It can be a dull ache in my arms, a tightening of my rib cage that doesn't let me breathe, a sharp pain in my heart. When my fingertips go cold and sweaty and a sudden lightheadedness makes me take a seat, it is called grief. Grief, at times, is physical. And there is no pill for that. It exists and I can't pretend otherwise. I don't love it and I don't hate it, I simply live it. And it's not as bad to me as it sounds to you.
On the contrary, I find this physical grief is what makes me feel alive and see the beauty in the world. Sometimes people ask me when am I going to live again, that I should try to move on. Move on from where? Live what? If I didn't live, I'd be with my daughter, and I am not, so I live. Grief makes sure that I am acutely aware of being alive and of the time's passing. I never stopped living. My life changed and now I live a new life, but that doesn't mean I don't live.

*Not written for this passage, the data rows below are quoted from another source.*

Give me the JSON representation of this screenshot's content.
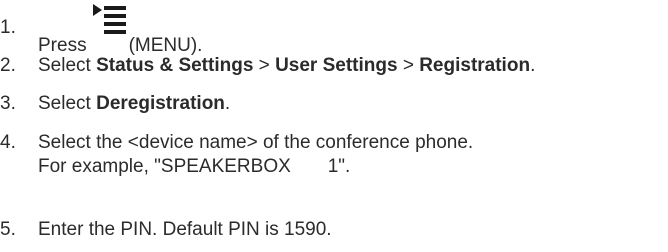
{
  "steps": [
    {
      "num": "1.",
      "text_before": "Press",
      "icon": "menu-icon",
      "text_after": "(MENU)."
    },
    {
      "num": "2.",
      "prefix": "Select ",
      "part1": "Status & Settings",
      "sep1": " > ",
      "part2": "User Settings",
      "sep2": " > ",
      "part3": "Registration",
      "suffix": "."
    },
    {
      "num": "3.",
      "prefix": "Select ",
      "part1": "Deregistration",
      "suffix": "."
    },
    {
      "num": "4.",
      "line1": "Select the <device name> of the conference phone.",
      "line2": "For example, \"SPEAKERBOX       1\"."
    },
    {
      "num": "5.",
      "line1": "Enter the PIN. Default PIN is 1590."
    }
  ]
}
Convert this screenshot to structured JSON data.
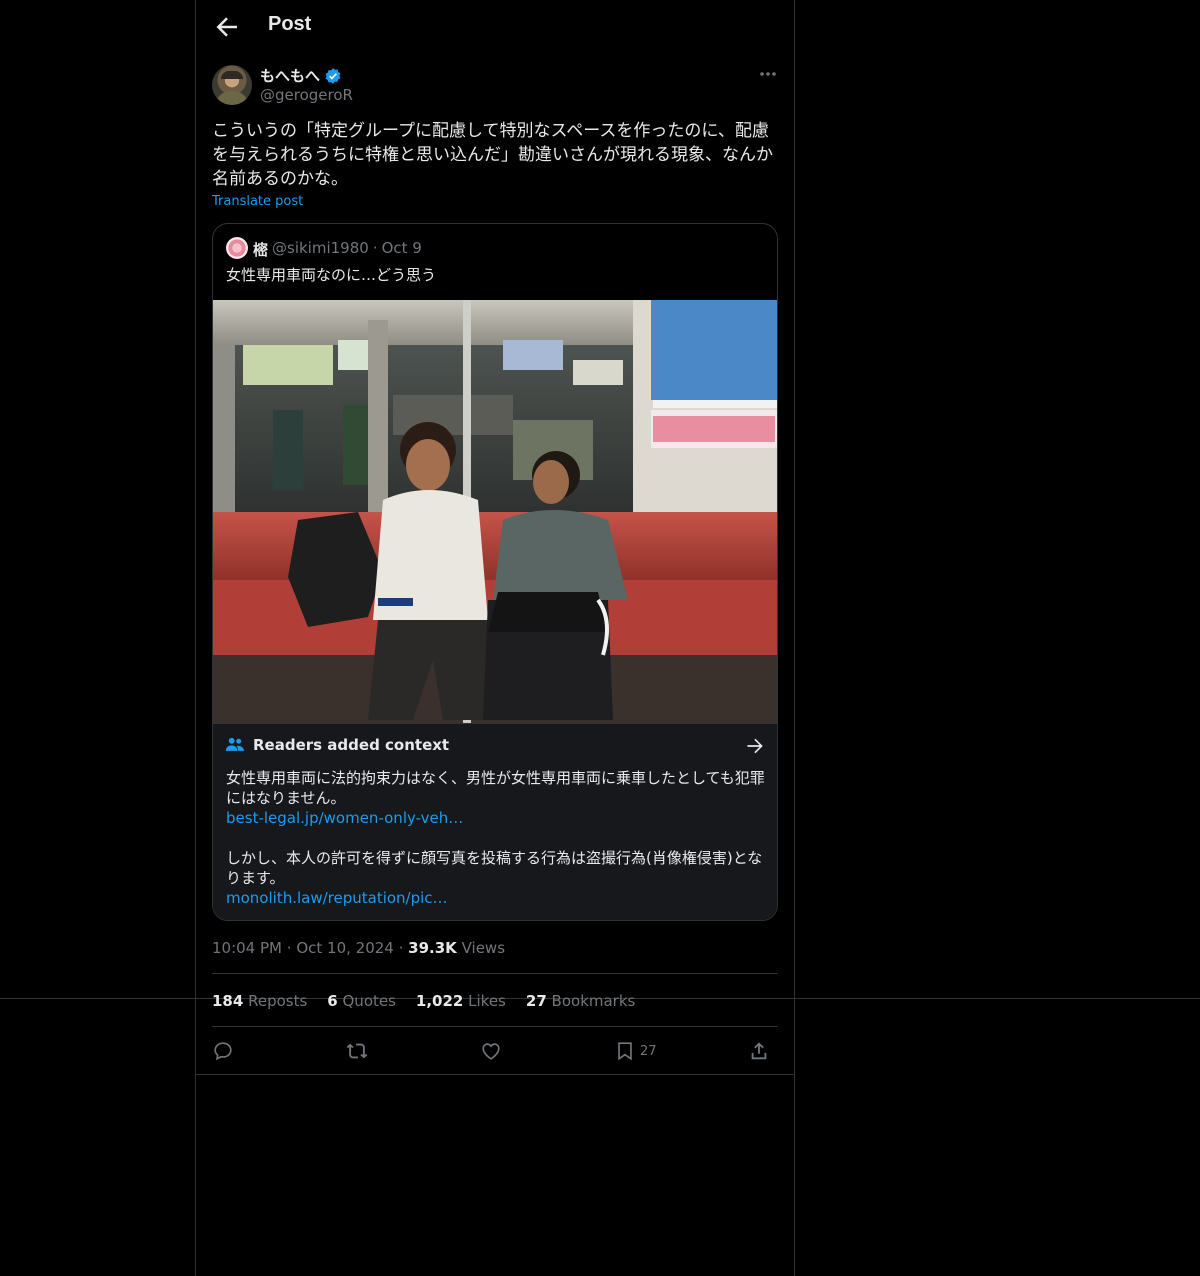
{
  "header": {
    "title": "Post"
  },
  "author": {
    "display_name": "もへもへ",
    "handle": "@gerogeroR"
  },
  "post": {
    "text": "こういうの「特定グループに配慮して特別なスペースを作ったのに、配慮を与えられるうちに特権と思い込んだ」勘違いさんが現れる現象、なんか名前あるのかな。",
    "translate_label": "Translate post"
  },
  "quote": {
    "name": "樒",
    "handle": "@sikimi1980",
    "dot": "·",
    "date": "Oct 9",
    "text": "女性専用車両なのに…どう思う"
  },
  "context": {
    "heading": "Readers added context",
    "p1": "女性専用車両に法的拘束力はなく、男性が女性専用車両に乗車したとしても犯罪にはなりません。",
    "link1": "best-legal.jp/women-only-veh…",
    "p2": "しかし、本人の許可を得ずに顔写真を投稿する行為は盗撮行為(肖像権侵害)となります。",
    "link2": "monolith.law/reputation/pic…"
  },
  "meta": {
    "time": "10:04 PM",
    "date": "Oct 10, 2024",
    "dot": "·",
    "views_count": "39.3K",
    "views_label": "Views"
  },
  "stats": {
    "reposts_count": "184",
    "reposts_label": "Reposts",
    "quotes_count": "6",
    "quotes_label": "Quotes",
    "likes_count": "1,022",
    "likes_label": "Likes",
    "bookmarks_count": "27",
    "bookmarks_label": "Bookmarks"
  },
  "actions": {
    "bookmark_count": "27"
  },
  "colors": {
    "background": "#000000",
    "accent": "#1d9bf0",
    "muted": "#71767b",
    "border": "#2f3336",
    "seat_red": "#b9453d"
  }
}
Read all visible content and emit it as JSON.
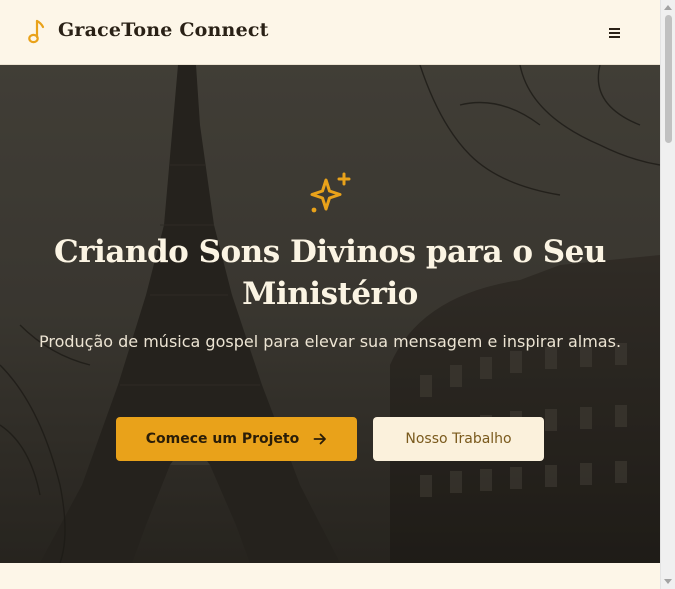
{
  "header": {
    "brand": "GraceTone Connect",
    "logo_icon": "music-note-icon",
    "menu_icon": "hamburger-menu-icon"
  },
  "hero": {
    "icon": "sparkles-icon",
    "title": "Criando Sons Divinos para o Seu Ministério",
    "subtitle": "Produção de música gospel para elevar sua mensagem e inspirar almas.",
    "primary_button": {
      "label": "Comece um Projeto",
      "icon": "arrow-right-icon"
    },
    "secondary_button": {
      "label": "Nosso Trabalho"
    },
    "background_image": "paris-street-eiffel-tower-photo"
  },
  "colors": {
    "accent": "#e9a21a",
    "page_background": "#fdf6e8",
    "header_text": "#2a2116",
    "secondary_button_bg": "#fbf1dc",
    "secondary_button_text": "#7a5a1d",
    "hero_text": "#fbf4e3"
  }
}
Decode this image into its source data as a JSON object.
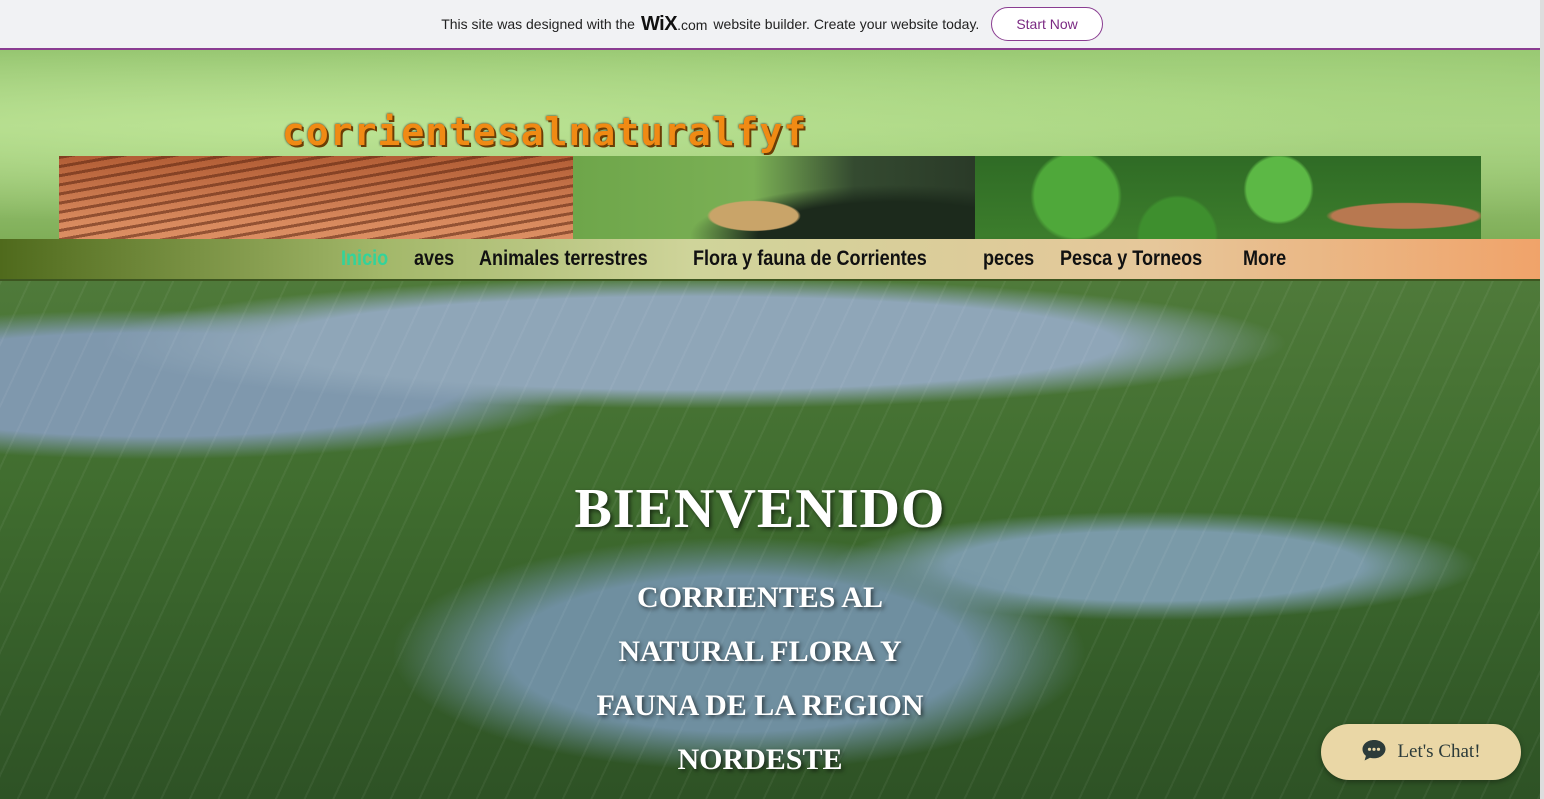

The key to grief is accepting life for the lessons it brings.
Love & Light